We all know when it comes to child support payments and non-agency child support there can often be some confusion. So, what is classified as a “non-agency payment”? If you don’t have an agreement, what is a “prescribed payment”?
Consider the following:
An administrative assessment is currently in place for Peter to pay Lucy child support of $1,500.00 a month. Lucy drives a car that is legally registered in Peter’s name, which she uses to transport the child of her relationship with Peter, to and from school.
The car is subject to finance and Peter has continued to pay the monthly instalments towards the finance secured against that car, since separation. The finance is $800.00 a month.
The answer may be that the $800.00 paid by Peter towards the finance secured against the car could be regarded as a “non-agency payment” for the purposes of his existing child support liability.
Payments made to, or on behalf of, a party to whom child support is owed, in lieu of making a payment towards child support may be recognised as a “non-agency payment” and credited against an existing liability for child support.
Parties may agree for the party who is making child support payments, to meet the cost of other expenses, in lieu of all or part of the assessed amount of child support.

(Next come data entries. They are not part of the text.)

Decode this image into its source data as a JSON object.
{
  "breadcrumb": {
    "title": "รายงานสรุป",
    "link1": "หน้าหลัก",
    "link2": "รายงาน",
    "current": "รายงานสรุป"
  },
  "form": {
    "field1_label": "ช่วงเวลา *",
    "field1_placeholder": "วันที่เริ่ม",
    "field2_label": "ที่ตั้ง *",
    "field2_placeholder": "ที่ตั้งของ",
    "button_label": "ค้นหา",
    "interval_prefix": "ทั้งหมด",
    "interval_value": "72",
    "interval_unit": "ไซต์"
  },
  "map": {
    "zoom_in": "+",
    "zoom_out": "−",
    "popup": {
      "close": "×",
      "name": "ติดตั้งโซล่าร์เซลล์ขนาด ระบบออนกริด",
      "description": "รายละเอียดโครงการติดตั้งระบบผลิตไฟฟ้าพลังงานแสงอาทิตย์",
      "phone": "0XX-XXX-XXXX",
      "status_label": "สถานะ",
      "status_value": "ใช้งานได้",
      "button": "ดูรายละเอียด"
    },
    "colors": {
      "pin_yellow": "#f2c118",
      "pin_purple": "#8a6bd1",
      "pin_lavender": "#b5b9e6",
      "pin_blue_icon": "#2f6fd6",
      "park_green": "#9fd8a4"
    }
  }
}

It is important that any agreement reached is formally and legally provided for in writing and receipts or other evidence of the non-agency payments, are retained.
In the absence of agreement, there are “prescribed payments” that are recognised under the Act, which include:
- childcare costs and fees charged by a child’s pre-school or school;
- payments for uniforms and books prescribed by a child’s school or pre-school;
- necessary medical and dental services for a child;
- the share paid by the party who is liable for child support, towards any bond, rent, utilities, rates and/or mortgage repayments in respect of the recipient-party’s home; and,
- costs associated with obtaining and maintaining a motor vehicle, including, repairs and standing costs.
However, certain conditions must also be met including but not limited to:
- the total of the payments made exceeds the total of all payments previously credited against the child support liability for all past periods;
- at the time the payment was made the payer cared for the children for not more than 14% of the time, during the relevant payment period;
- at the time the payment was made the child support liability was not met, fully or in part, by a lump sum credit; and,
- the child support liability is not an overpayment order, spousal maintenance or de facto maintenance order, or, a registrable overseas maintenance liability.
If a payment is made that falls into a category of prescribed payment, then this will be credited by the Child Support Registrar, up to an amount equating to 30% of the amount of child support payable.
If you have separated and are looking into arrangements for child support, please do not hesitate to contact a lawyer in Coleman Greig’s Family Law team, who would be more than happy to assist you today.